Saturday, February 28, 2009

Speech Day Dancing...

Last weekend Accra Girls’ Secondary School had their annual “Speech and Prize Giving Day”. The celebration is a bit of a misnomer because the school prefect was the only student that gave a brief speech. There is a guest speaker, this year it was the Director General for the whole of the Ghanaian Education system. The students do get prizes based on academics, athletics, and various other categories. The week leading up to the event was quite busy in preparation and when Saturday arrived nearly 3000 people were in attendance. The day was nice, long, but nice and I think that the girls had a good time.

On Sunday the girls went to church, as usual, but this week all of the staff was asked to attend as well. After the service the teachers sat around and talked, snacked, drank, and listened to music. At one point someone had the great idea that we should all have a dance competition. As each person got up and danced, the teachers, very jovially, would rank them on a 0-10 scale. I managed to remain out of the competition until the very end when they dragged me up to dance for 10 or 15 seconds in front of my colleagues. They all got a kick out of it and told me “ieko” which means “well done”.

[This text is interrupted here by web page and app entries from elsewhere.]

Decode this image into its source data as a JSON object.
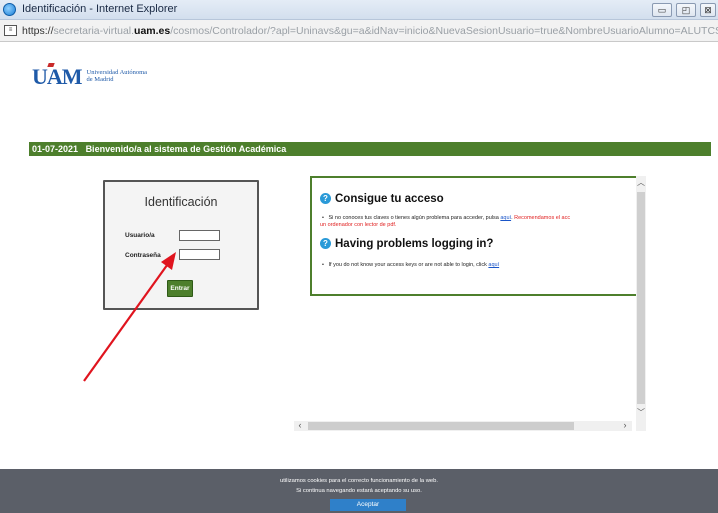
{
  "window": {
    "title": "Identificación - Internet Explorer",
    "buttons": {
      "minimize": "▭",
      "maximize": "◰",
      "close": "⊠"
    }
  },
  "address": {
    "protocol": "https://",
    "domain_prefix": "secretaria-virtual.",
    "domain": "uam.es",
    "path": "/cosmos/Controlador/?apl=Uninavs&gu=a&idNav=inicio&NuevaSesionUsuario=true&NombreUsuarioAlumno=ALUTCS"
  },
  "logo": {
    "mark": "UAM",
    "line1": "Universidad Autónoma",
    "line2": "de Madrid"
  },
  "banner": {
    "date": "01-07-2021",
    "welcome": "Bienvenido/a al sistema de Gestión Académica"
  },
  "login": {
    "heading": "Identificación",
    "user_label": "Usuario/a",
    "user_value": "",
    "password_label": "Contraseña",
    "password_value": "",
    "submit_label": "Entrar"
  },
  "info": {
    "es_heading": "Consigue tu acceso",
    "es_text": "Si no conoces tus claves o tienes algún problema para acceder, pulsa",
    "es_link": "aquí",
    "es_recommend": "Recomendamos el acc",
    "es_recommend_2": "un ordenador con lector de pdf.",
    "en_heading": "Having problems logging in?",
    "en_text": "If you do not know your access keys or are not able to login, click",
    "en_link": "aquí"
  },
  "cookie": {
    "line1": "utilizamos cookies para el correcto funcionamiento de la web.",
    "line2": "Si continua navegando estará aceptando su uso.",
    "accept_label": "Aceptar"
  },
  "colors": {
    "brand_green": "#4d7f2c",
    "brand_blue": "#1f5aa8",
    "link_blue": "#1a55c8",
    "arrow_red": "#e0141e",
    "cookie_bg": "#5b5f68",
    "accept_blue": "#2f80c9"
  },
  "icons": {
    "ie": "ie-logo-icon",
    "page": "page-icon",
    "help": "question-circle-icon",
    "arrow": "annotation-arrow"
  }
}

The teachers the went to lunch with all of the students. I sat next to Madame Akapame, the Headmistress, and she told me that she was going to ask the three teachers who tied for second place to dance in front of the students so that they could judge. I asked who won first place and she told me “ I did, of course, I am the headmistress”. After lunch she called the three teachers up and they danced in front of all the students and everyone loved it. The girls were happy and the teachers took it in stride. After it was done the girls started chanting “Mante, Mante, Mante”; the name of the assistant headmistress who is also the disciplinarian. So, Mrs. Mante danced in front of all and, again, the girls all loved it. When all was said and done we prayed and started to leave. I stood up pushed my chair in and I heard some one call my name. I looked but could not find who called it, and then I heard it again, and again, and again. Before I knew it all the girls were now chanting “Coryell, Coryell, Coryell”. I looked over at Madame Akapame and she just smiled and told me that it looked like I was going to have to dance. As embarrassed as I have been in recent times, I went out onto the floor in front of everyone and did the only move from the only Ghanaian dance I know and the girls, faculty, and staff loved it. Roughly 1200 people altogether and I danced in front of them. It was rather nerve-racking, but pretty comical as well.

The next day at school, every class that I had asked me about the dancing, told me it was their favorite part of Speech Day and asked if I would freestyle for them. Also more of the students said “hi” to me than ever before.

1 comment:

Luis Portugal said...

It has a nice blog.
Sorry not write more, but my English is bad writing.
A hug from my country, Portugal